Select Page

Growing up, I was involved in a number of extra-curriculars. My favorite of all was little league. I loved playing baseball (still do). I loved everything about the game, but one of my favorites came after a win. My dad coached our team and it was so much fun to hear him say, “everyone go get a pop from the concessions on me” (this was back when it was still okay for kids and athletes to drink pop, before, during, or after a game. We didn’t need no fancy sports drinks.) I’d almost always get an orange Slice. I don’t even think they make that stuff anymore, but I still remember.

My dad was teaching me a lesson then that I would forget and have to be retaught while volunteering in a children’s ministry during my college years.  He taught me to celebrate the win.  He also clearly defined a win.  If we played a good game but still lost, sometimes he would still buy us a pop.  For him, the goal was not always us scoring more points, it was us giving our best effort and playing fundamental baseball.


Image credit:

I have seen this happen in larger churches, but it seems that smaller churches, like myself, have forgotten how good a soda after a game can feel.  So today, I want to challenge small churches to celebrate your wins.

We all know how tiresome a big event can be.  For the weeks and months preceding the event, it consumes every spare moment.  We think about it, prepare for it, advertise it, etc.  Then, the event is over and we sigh a giant sigh of relief and sleep really good that night.  That is all good, but when the event is over, we not only should relax, we should celebrate the successes of it.  If you and your spouse did all the work, celebrate with your spouse.  If your senior pastor or youth pastor gave considerable time and effort to the event, bring them along.  If certain volunteers carried a great amount of the workload, celebrate with them too.  Take your key leaders from the event and reward all of the effort.

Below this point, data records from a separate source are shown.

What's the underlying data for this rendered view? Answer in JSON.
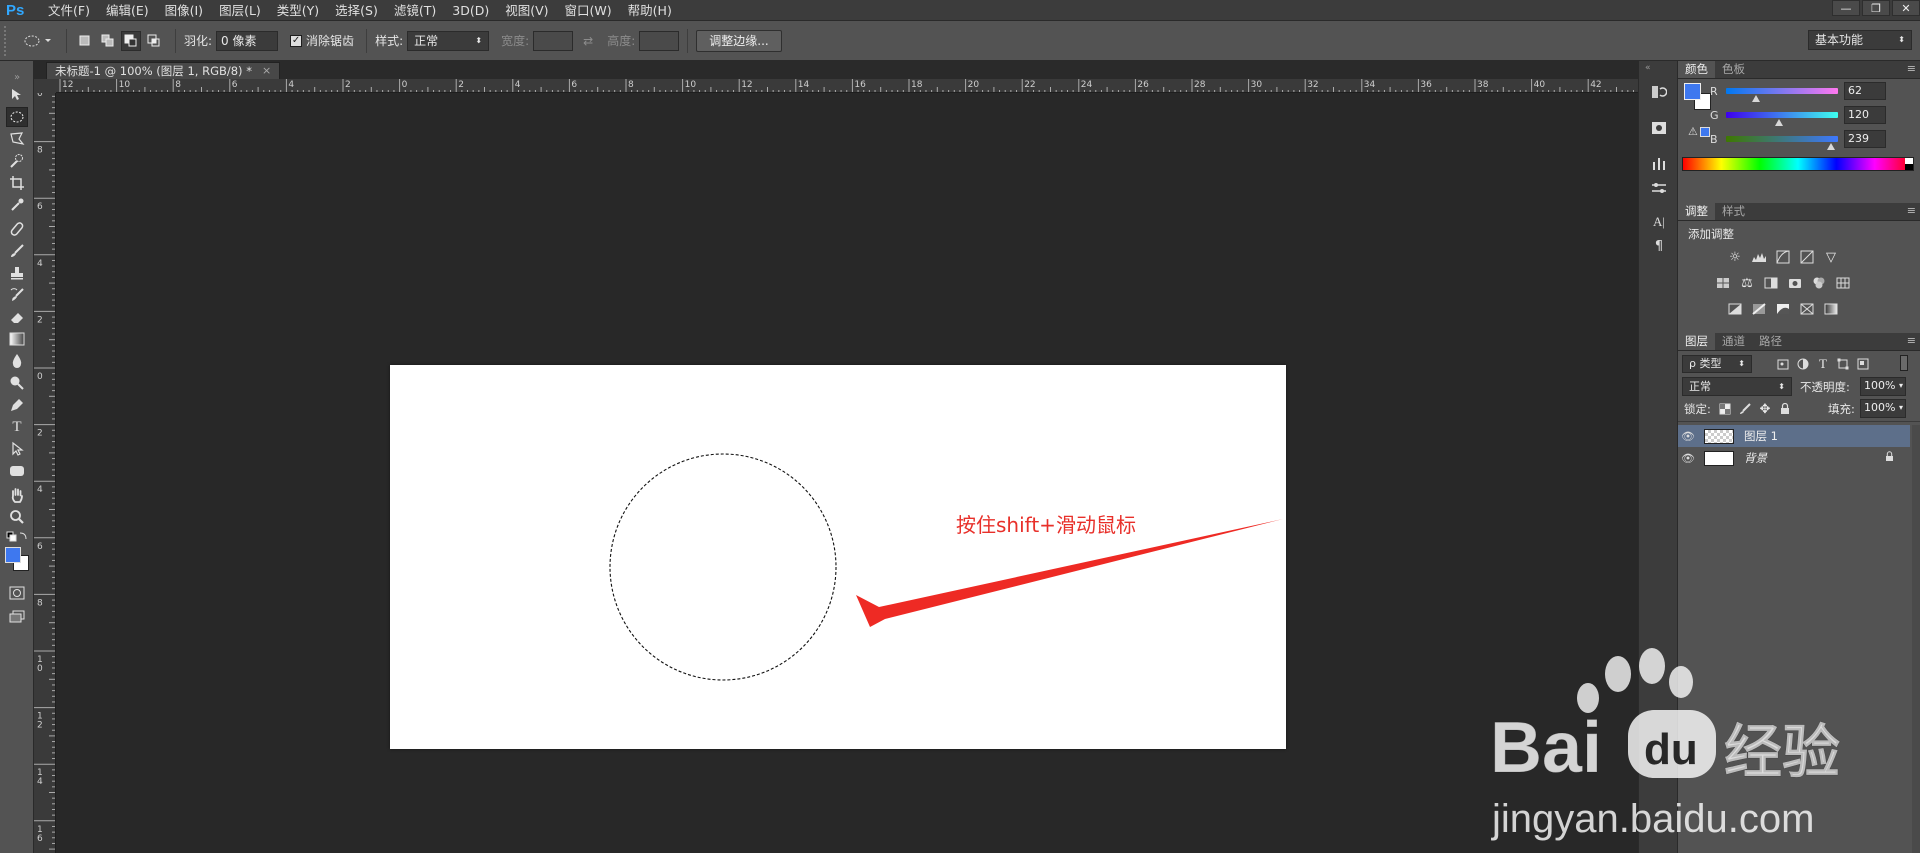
{
  "app": {
    "logo": "Ps"
  },
  "menu": [
    "文件(F)",
    "编辑(E)",
    "图像(I)",
    "图层(L)",
    "类型(Y)",
    "选择(S)",
    "滤镜(T)",
    "3D(D)",
    "视图(V)",
    "窗口(W)",
    "帮助(H)"
  ],
  "window_controls": [
    "—",
    "❐",
    "✕"
  ],
  "options": {
    "feather_label": "羽化:",
    "feather_value": "0 像素",
    "antialias_label": "消除锯齿",
    "antialias_checked": true,
    "style_label": "样式:",
    "style_value": "正常",
    "width_label": "宽度:",
    "height_label": "高度:",
    "refine_button": "调整边缘...",
    "workspace": "基本功能"
  },
  "document": {
    "tab_title": "未标题-1 @ 100% (图层 1, RGB/8) *",
    "annotation_text": "按住shift+滑动鼠标",
    "annotation_color": "#e8302a"
  },
  "ruler": {
    "top_labels": [
      "12",
      "10",
      "8",
      "6",
      "4",
      "2",
      "0",
      "2",
      "4",
      "6",
      "8",
      "10",
      "12",
      "14",
      "16",
      "18",
      "20",
      "22",
      "24",
      "26",
      "28",
      "30",
      "32",
      "34",
      "36",
      "38",
      "40",
      "42"
    ],
    "left_labels": [
      "0",
      "8",
      "6",
      "4",
      "2",
      "0",
      "2",
      "4",
      "6",
      "8",
      "10",
      "12",
      "14",
      "16"
    ]
  },
  "panels": {
    "color": {
      "tabs": [
        "颜色",
        "色板"
      ],
      "foreground": "#3e78ef",
      "background": "#ffffff",
      "r_label": "R",
      "r_value": "62",
      "g_label": "G",
      "g_value": "120",
      "b_label": "B",
      "b_value": "239"
    },
    "adjustments": {
      "tabs": [
        "调整",
        "样式"
      ],
      "heading": "添加调整",
      "icons": [
        "brightness-icon",
        "levels-icon",
        "curves-icon",
        "exposure-icon",
        "vibrance-icon",
        "hue-saturation-icon",
        "color-balance-icon",
        "black-white-icon",
        "photo-filter-icon",
        "channel-mixer-icon",
        "color-lookup-icon",
        "invert-icon",
        "posterize-icon",
        "threshold-icon",
        "selective-color-icon",
        "gradient-map-icon"
      ]
    },
    "layers": {
      "tabs": [
        "图层",
        "通道",
        "路径"
      ],
      "filter_label": "ρ 类型",
      "blend_mode": "正常",
      "opacity_label": "不透明度:",
      "opacity_value": "100%",
      "lock_label": "锁定:",
      "fill_label": "填充:",
      "fill_value": "100%",
      "items": [
        {
          "name": "图层 1",
          "selected": true
        },
        {
          "name": "背景",
          "selected": false
        }
      ]
    }
  },
  "watermark": {
    "brand": "Bai",
    "brand2": "经验",
    "url": "jingyan.baidu.com"
  }
}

Celebration can be a nice meal at a nice restaurant, if your budget allows, but it does not have to be.  It can be as simple as taking the group out for ice cream or having a picnic in the park and cooking hotdogs.  It does not really matter what it is, it just matters that it is done.  It tells those involved how much you appreciate them.  It says, “Great game.  I’m proud of you.”  Even adults need to hear that from time to time.